● **What the task asks**: Your answer must be the full listing below, restated word for word, with no pictures in it.
BEGIN
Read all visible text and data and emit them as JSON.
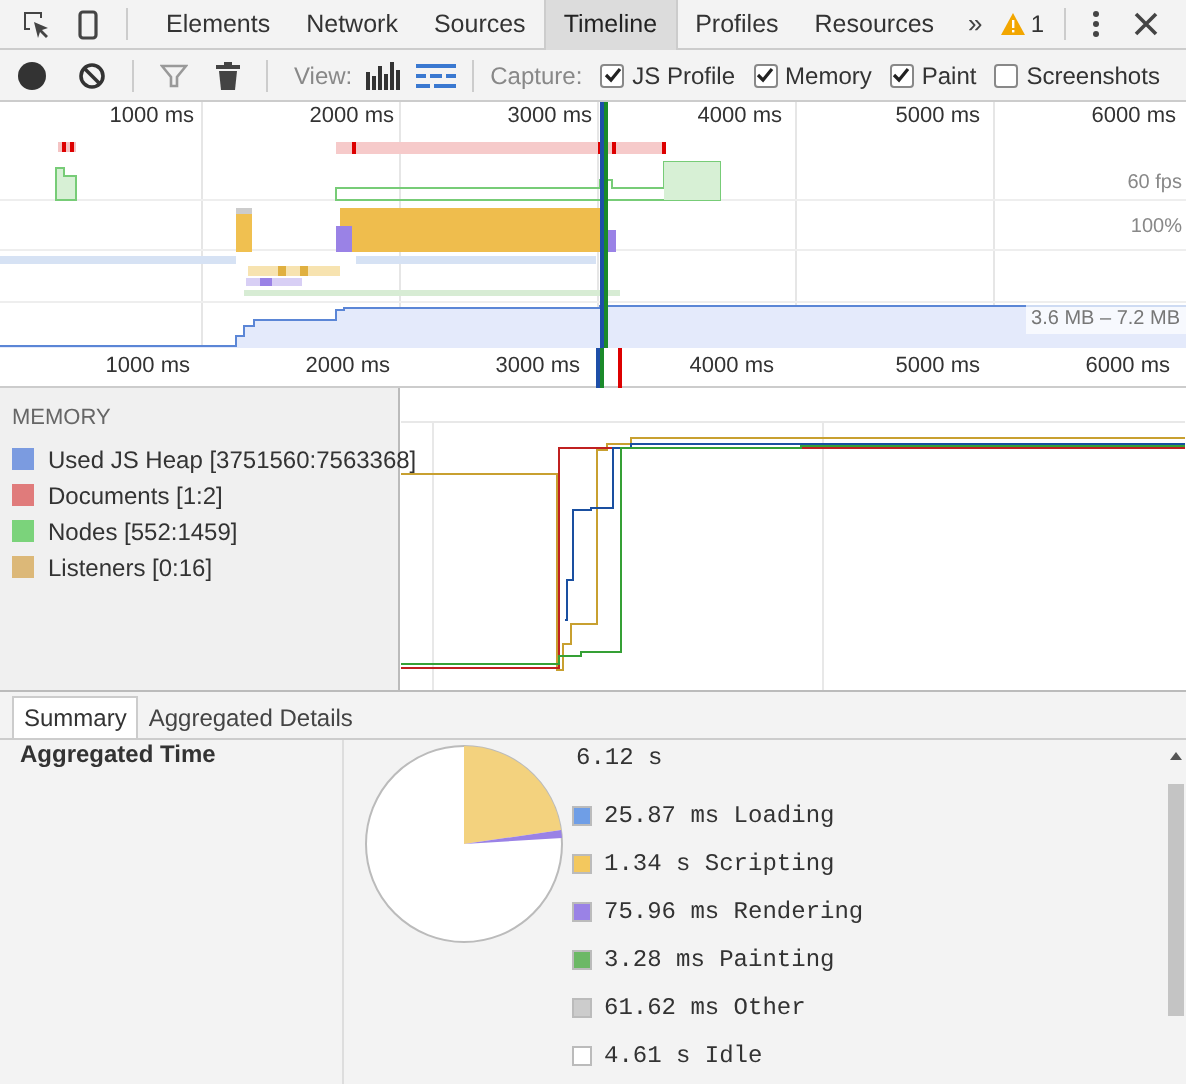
{
  "tabs": [
    {
      "label": "Elements",
      "selected": false
    },
    {
      "label": "Network",
      "selected": false
    },
    {
      "label": "Sources",
      "selected": false
    },
    {
      "label": "Timeline",
      "selected": true
    },
    {
      "label": "Profiles",
      "selected": false
    },
    {
      "label": "Resources",
      "selected": false
    }
  ],
  "more_tabs": "»",
  "warning_count": "1",
  "toolbar": {
    "view_label": "View:",
    "capture_label": "Capture:",
    "capture_options": [
      {
        "label": "JS Profile",
        "checked": true
      },
      {
        "label": "Memory",
        "checked": true
      },
      {
        "label": "Paint",
        "checked": true
      },
      {
        "label": "Screenshots",
        "checked": false
      }
    ]
  },
  "overview": {
    "ticks": [
      "1000 ms",
      "2000 ms",
      "3000 ms",
      "4000 ms",
      "5000 ms",
      "6000 ms"
    ],
    "fps_label": "60 fps",
    "cpu_label": "100%",
    "memory_range": "3.6 MB – 7.2 MB"
  },
  "ruler": {
    "ticks": [
      "1000 ms",
      "2000 ms",
      "3000 ms",
      "4000 ms",
      "5000 ms",
      "6000 ms"
    ]
  },
  "memory": {
    "title": "MEMORY",
    "counters": [
      {
        "label": "Used JS Heap [3751560:7563368]",
        "color": "#7b9be0"
      },
      {
        "label": "Documents [1:2]",
        "color": "#e07b7b"
      },
      {
        "label": "Nodes [552:1459]",
        "color": "#7bd37b"
      },
      {
        "label": "Listeners [0:16]",
        "color": "#dcb878"
      }
    ]
  },
  "details_tabs": [
    {
      "label": "Summary",
      "selected": true
    },
    {
      "label": "Aggregated Details",
      "selected": false
    }
  ],
  "summary": {
    "heading": "Aggregated Time",
    "total": "6.12 s",
    "items": [
      {
        "label": "25.87 ms Loading",
        "color": "#6f9ee6"
      },
      {
        "label": "1.34 s Scripting",
        "color": "#f3c85e"
      },
      {
        "label": "75.96 ms Rendering",
        "color": "#9a82e6"
      },
      {
        "label": "3.28 ms Painting",
        "color": "#6cb865"
      },
      {
        "label": "61.62 ms Other",
        "color": "#cccccc"
      },
      {
        "label": "4.61 s Idle",
        "color": "#ffffff"
      }
    ]
  }
}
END
● **Task output**:
Read all visible text and data and emit them as JSON.
{
  "tabs": [
    {
      "label": "Elements",
      "selected": false
    },
    {
      "label": "Network",
      "selected": false
    },
    {
      "label": "Sources",
      "selected": false
    },
    {
      "label": "Timeline",
      "selected": true
    },
    {
      "label": "Profiles",
      "selected": false
    },
    {
      "label": "Resources",
      "selected": false
    }
  ],
  "more_tabs": "»",
  "warning_count": "1",
  "toolbar": {
    "view_label": "View:",
    "capture_label": "Capture:",
    "capture_options": [
      {
        "label": "JS Profile",
        "checked": true
      },
      {
        "label": "Memory",
        "checked": true
      },
      {
        "label": "Paint",
        "checked": true
      },
      {
        "label": "Screenshots",
        "checked": false
      }
    ]
  },
  "overview": {
    "ticks": [
      "1000 ms",
      "2000 ms",
      "3000 ms",
      "4000 ms",
      "5000 ms",
      "6000 ms"
    ],
    "fps_label": "60 fps",
    "cpu_label": "100%",
    "memory_range": "3.6 MB – 7.2 MB"
  },
  "ruler": {
    "ticks": [
      "1000 ms",
      "2000 ms",
      "3000 ms",
      "4000 ms",
      "5000 ms",
      "6000 ms"
    ]
  },
  "memory": {
    "title": "MEMORY",
    "counters": [
      {
        "label": "Used JS Heap [3751560:7563368]",
        "color": "#7b9be0"
      },
      {
        "label": "Documents [1:2]",
        "color": "#e07b7b"
      },
      {
        "label": "Nodes [552:1459]",
        "color": "#7bd37b"
      },
      {
        "label": "Listeners [0:16]",
        "color": "#dcb878"
      }
    ]
  },
  "details_tabs": [
    {
      "label": "Summary",
      "selected": true
    },
    {
      "label": "Aggregated Details",
      "selected": false
    }
  ],
  "summary": {
    "heading": "Aggregated Time",
    "total": "6.12 s",
    "items": [
      {
        "label": "25.87 ms Loading",
        "color": "#6f9ee6"
      },
      {
        "label": "1.34 s Scripting",
        "color": "#f3c85e"
      },
      {
        "label": "75.96 ms Rendering",
        "color": "#9a82e6"
      },
      {
        "label": "3.28 ms Painting",
        "color": "#6cb865"
      },
      {
        "label": "61.62 ms Other",
        "color": "#cccccc"
      },
      {
        "label": "4.61 s Idle",
        "color": "#ffffff"
      }
    ]
  }
}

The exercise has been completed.